3. Michael Porter’s five forces model (and similar strategy-oriented models) applies generically across a wide range of enterprises. My effort here is to lay out similarly generic tools and frameworks that have relevance across the diversity of BoP impact enterprise and allow for customization as appropriate. See, for example, Porter’s Competitive Strategy (New York: Free Press, 1980).
4. Fortunately, we seem to be past the stage of speculating as to whether the fortune at the base of the pyramid is a mirage. But to explore that point of view, see A. Karnani, “Misfortune at the Bottom of the Pyramid,” Greener Management International 51 (2007): 99–110. See also A. K. Jaiswal, “The Fortune at the Bottom or the Middle of the Pyramid?” Innovations 3 (2008): 85–100.
5. See, for example, T. London and S. G. Kennedy, “Movirtu’s Cloud Phone Service: Funding a Base-of-the-Pyramid Venture,” case 1–429–162 (Ann Arbor: GlobaLens Case Publishing, William Davidson Institute at the University of Michigan, 2012). Harvard Business Review (October 2012) ran an interesting retrospective article by Celtel founder Mo Ibrahim: “Celtel’s Founder on Building a Business on the World’s Poorest Continent,” 41–44, summarized at http://hbr.org/2012/10/celtels-founder-on-building-a-business-on-the-worlds-poorest-continent/ar/1.

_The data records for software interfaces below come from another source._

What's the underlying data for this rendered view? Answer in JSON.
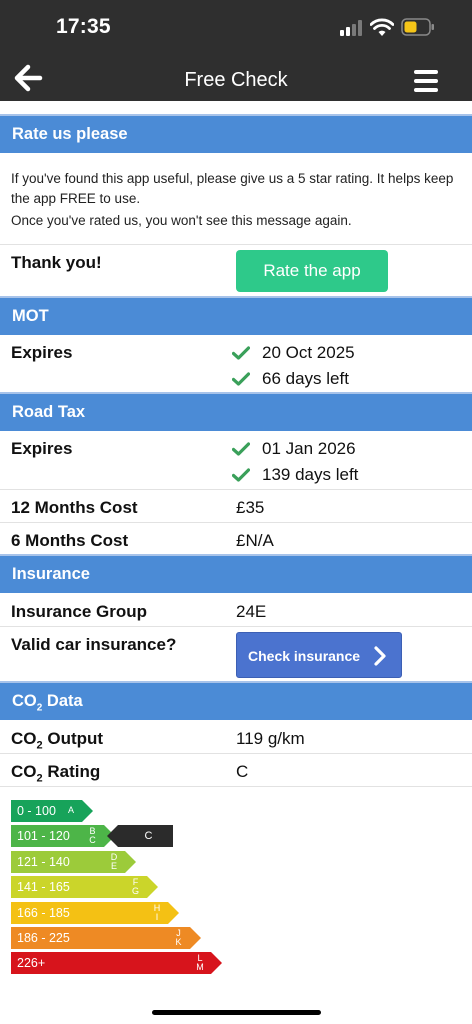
{
  "status_bar": {
    "time": "17:35"
  },
  "nav": {
    "title": "Free Check"
  },
  "rate": {
    "header": "Rate us please",
    "text1": "If you've found this app useful, please give us a 5 star rating. It helps keep the app FREE to use.",
    "text2": "Once you've rated us, you won't see this message again.",
    "thanks": "Thank you!",
    "button": "Rate the app"
  },
  "mot": {
    "header": "MOT",
    "expires_label": "Expires",
    "expiry_date": "20 Oct 2025",
    "days_left": "66 days left"
  },
  "road_tax": {
    "header": "Road Tax",
    "expires_label": "Expires",
    "expiry_date": "01 Jan 2026",
    "days_left": "139 days left",
    "cost12_label": "12 Months Cost",
    "cost12": "£35",
    "cost6_label": "6 Months Cost",
    "cost6": "£N/A"
  },
  "insurance": {
    "header": "Insurance",
    "group_label": "Insurance Group",
    "group": "24E",
    "valid_label": "Valid car insurance?",
    "button": "Check insurance"
  },
  "co2": {
    "header_prefix": "CO",
    "header_sub": "2",
    "header_suffix": " Data",
    "output_prefix": "CO",
    "output_sub": "2",
    "output_suffix": " Output",
    "output": "119 g/km",
    "rating_prefix": "CO",
    "rating_sub": "2",
    "rating_suffix": " Rating",
    "rating": "C",
    "current_marker": "C",
    "bands": [
      {
        "range": "0 - 100",
        "letters": [
          "A"
        ],
        "color": "#17a35a"
      },
      {
        "range": "101 - 120",
        "letters": [
          "B",
          "C"
        ],
        "color": "#4db548"
      },
      {
        "range": "121 - 140",
        "letters": [
          "D",
          "E"
        ],
        "color": "#9ccb3a"
      },
      {
        "range": "141 - 165",
        "letters": [
          "F",
          "G"
        ],
        "color": "#cbd52a"
      },
      {
        "range": "166 - 185",
        "letters": [
          "H",
          "I"
        ],
        "color": "#f4c114"
      },
      {
        "range": "186 - 225",
        "letters": [
          "J",
          "K"
        ],
        "color": "#ee8a24"
      },
      {
        "range": "226+",
        "letters": [
          "L",
          "M"
        ],
        "color": "#d7141c"
      }
    ]
  },
  "colors": {
    "header_blue": "#4b8bd6",
    "check_green": "#3aa05a",
    "rate_button": "#2ec98a",
    "insurance_button": "#4b73cf"
  }
}
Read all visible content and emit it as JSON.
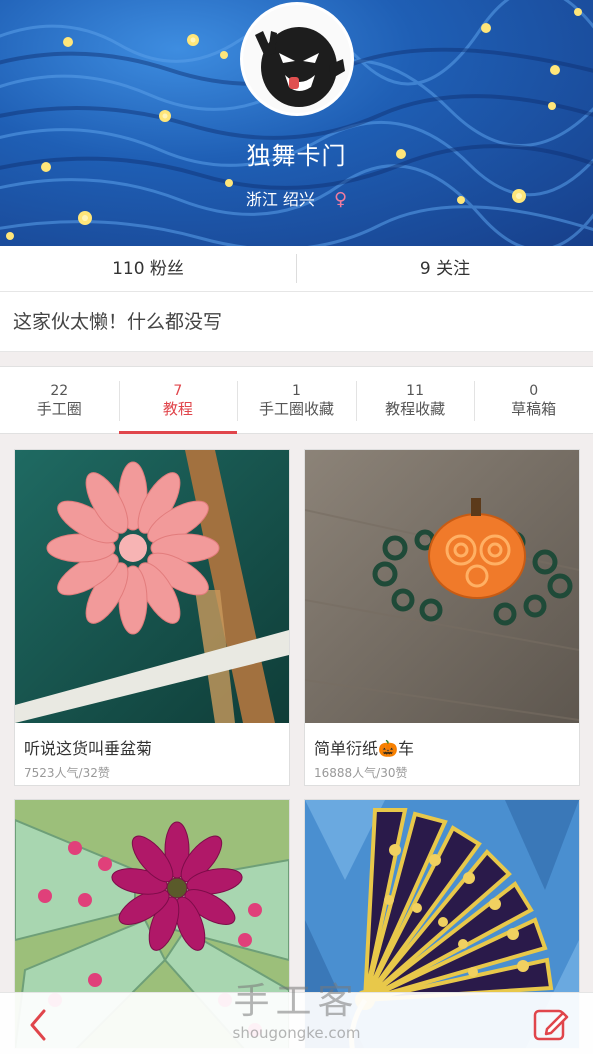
{
  "profile": {
    "nickname": "独舞卡门",
    "location": "浙江 绍兴",
    "gender_symbol": "♀",
    "bio": "这家伙太懒！什么都没写"
  },
  "stats": {
    "fans": "110 粉丝",
    "following": "9 关注"
  },
  "tabs": [
    {
      "count": "22",
      "label": "手工圈"
    },
    {
      "count": "7",
      "label": "教程"
    },
    {
      "count": "1",
      "label": "手工圈收藏"
    },
    {
      "count": "11",
      "label": "教程收藏"
    },
    {
      "count": "0",
      "label": "草稿箱"
    }
  ],
  "cards": [
    {
      "title": "听说这货叫垂盆菊",
      "meta": "7523人气/32赞"
    },
    {
      "title": "简单衍纸",
      "title_suffix": "车",
      "title_emoji": "🎃",
      "meta": "16888人气/30赞"
    },
    {
      "title": "",
      "meta": ""
    },
    {
      "title": "",
      "meta": ""
    }
  ],
  "watermark": {
    "cn": "手工客",
    "en": "shougongke.com"
  },
  "colors": {
    "accent": "#e0454b",
    "gender": "#f07ca0"
  }
}
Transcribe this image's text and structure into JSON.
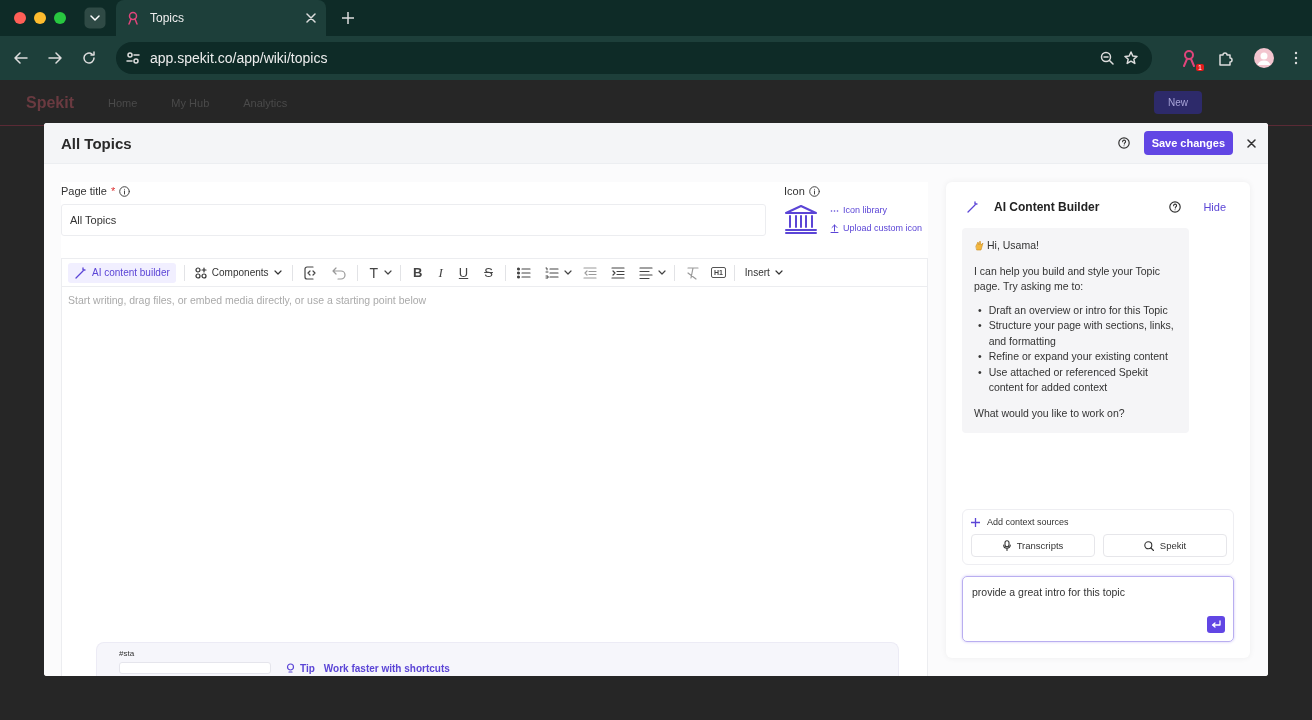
{
  "browser": {
    "tab_title": "Topics",
    "url": "app.spekit.co/app/wiki/topics",
    "extension_badge": "1"
  },
  "app_nav": {
    "logo": "Spekit",
    "items": [
      "Home",
      "My Hub",
      "Analytics"
    ],
    "new_button": "New"
  },
  "modal": {
    "title": "All Topics",
    "save_button": "Save changes"
  },
  "editor": {
    "page_title_label": "Page title",
    "required_mark": "*",
    "page_title_value": "All Topics",
    "icon_label": "Icon",
    "icon_links": [
      "Icon library",
      "Upload custom icon"
    ],
    "toolbar": {
      "ai_button": "AI content builder",
      "components": "Components",
      "insert": "Insert",
      "format_keys": [
        {
          "kind": "heading",
          "glyph": "T"
        },
        {
          "kind": "bold",
          "glyph": "B"
        },
        {
          "kind": "italic",
          "glyph": "I"
        },
        {
          "kind": "underline",
          "glyph": "U"
        },
        {
          "kind": "strike",
          "glyph": "S"
        }
      ],
      "h1_glyph": "H1"
    },
    "placeholder": "Start writing, drag files, or embed media directly, or use a starting point below",
    "snippet": "#sta",
    "tip_label": "Tip",
    "tip_text": "Work faster with shortcuts"
  },
  "ai_panel": {
    "title": "AI Content Builder",
    "hide": "Hide",
    "greeting": "Hi, Usama!",
    "intro": "I can help you build and style your Topic page. Try asking me to:",
    "bullets": [
      "Draft an overview or intro for this Topic",
      "Structure your page with sections, links, and formatting",
      "Refine or expand your existing content",
      "Use attached or referenced Spekit content for added context"
    ],
    "bullet_marker": "•",
    "question": "What would you like to work on?",
    "context_label": "Add context sources",
    "sources": [
      {
        "kind": "mic",
        "label": "Transcripts"
      },
      {
        "kind": "search",
        "label": "Spekit"
      }
    ],
    "input_value": "provide a great intro for this topic"
  }
}
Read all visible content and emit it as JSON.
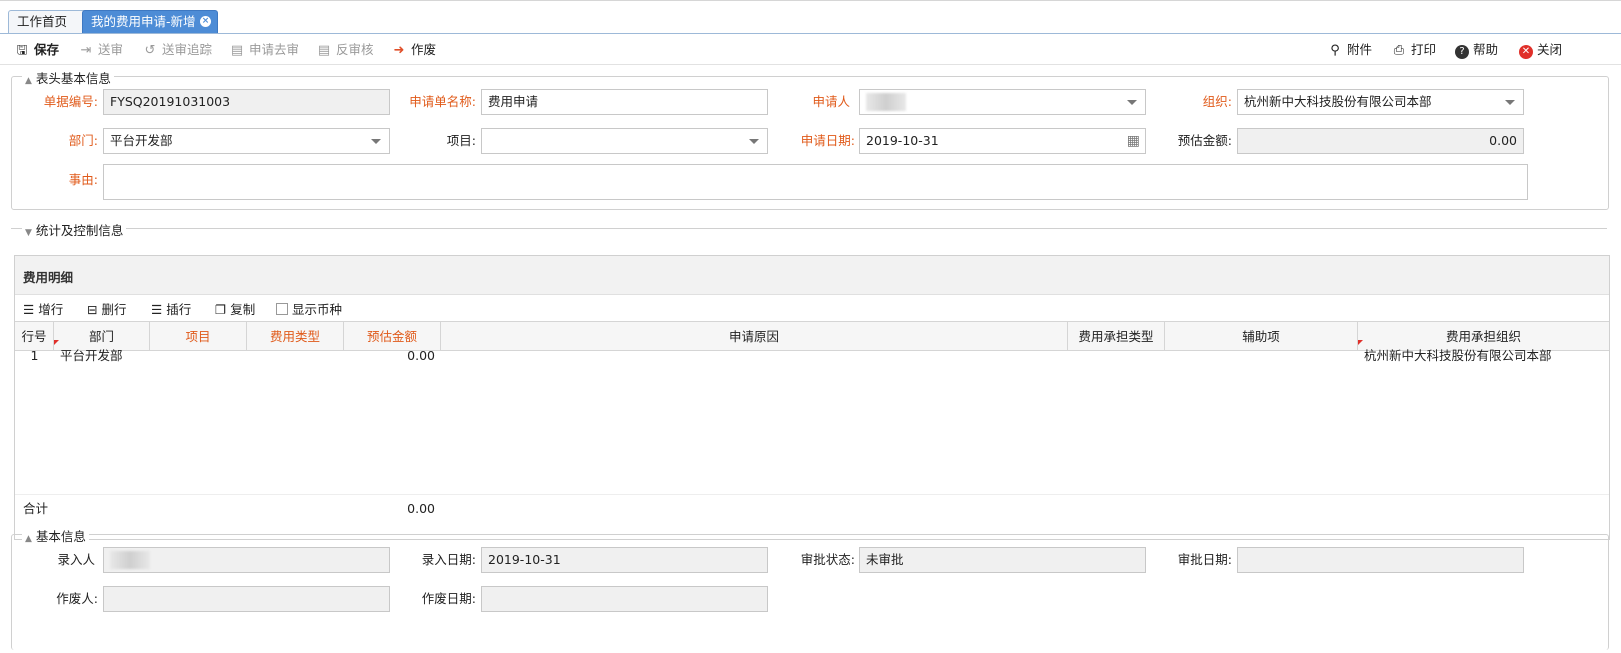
{
  "tabs": [
    {
      "label": "工作首页"
    },
    {
      "label": "我的费用申请-新增"
    }
  ],
  "toolbar": {
    "save": "保存",
    "submit": "送审",
    "track": "送审追踪",
    "withdraw": "申请去审",
    "unaudit": "反审核",
    "void": "作废",
    "attach": "附件",
    "print": "打印",
    "help": "帮助",
    "close": "关闭"
  },
  "header_section": {
    "legend": "表头基本信息",
    "doc_no_label": "单据编号:",
    "doc_no": "FYSQ20191031003",
    "name_label": "申请单名称:",
    "name": "费用申请",
    "applicant_label": "申请人",
    "org_label": "组织:",
    "org": "杭州新中大科技股份有限公司本部",
    "dept_label": "部门:",
    "dept": "平台开发部",
    "project_label": "项目:",
    "project": "",
    "date_label": "申请日期:",
    "date": "2019-10-31",
    "est_label": "预估金额:",
    "est": "0.00",
    "reason_label": "事由:",
    "reason": ""
  },
  "stats_section": {
    "legend": "统计及控制信息"
  },
  "detail": {
    "title": "费用明细",
    "tools": {
      "add": "增行",
      "del": "删行",
      "insert": "插行",
      "copy": "复制",
      "show_currency": "显示币种"
    },
    "columns": [
      "行号",
      "部门",
      "项目",
      "费用类型",
      "预估金额",
      "申请原因",
      "费用承担类型",
      "辅助项",
      "费用承担组织"
    ],
    "rows": [
      {
        "no": "1",
        "dept": "平台开发部",
        "project": "",
        "type": "",
        "amount": "0.00",
        "reason": "",
        "bear_type": "",
        "aux": "",
        "bear_org": "杭州新中大科技股份有限公司本部"
      }
    ],
    "total_label": "合计",
    "total_amount": "0.00"
  },
  "basic_section": {
    "legend": "基本信息",
    "entered_by_label": "录入人",
    "entered_date_label": "录入日期:",
    "entered_date": "2019-10-31",
    "status_label": "审批状态:",
    "status": "未审批",
    "approve_date_label": "审批日期:",
    "approve_date": "",
    "voided_by_label": "作废人:",
    "voided_by": "",
    "void_date_label": "作废日期:",
    "void_date": ""
  }
}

6. See, for example, Commission on the Private Sector and Development, Unleashing Entrepreneurship: Making Business Work for the Poor (New York: United Nations Development Programme, 2004). See also Growing Inclusive Markets Initiative, Creating Value for All: Strategies for Doing Business with the Poor (New York: United Nations Development Programme, 2008). And finally, see World Business Council for Sustainable Development, Doing Business with the Poor: A Field Guide (Geneva, Switzerland: WBCSD, 2004).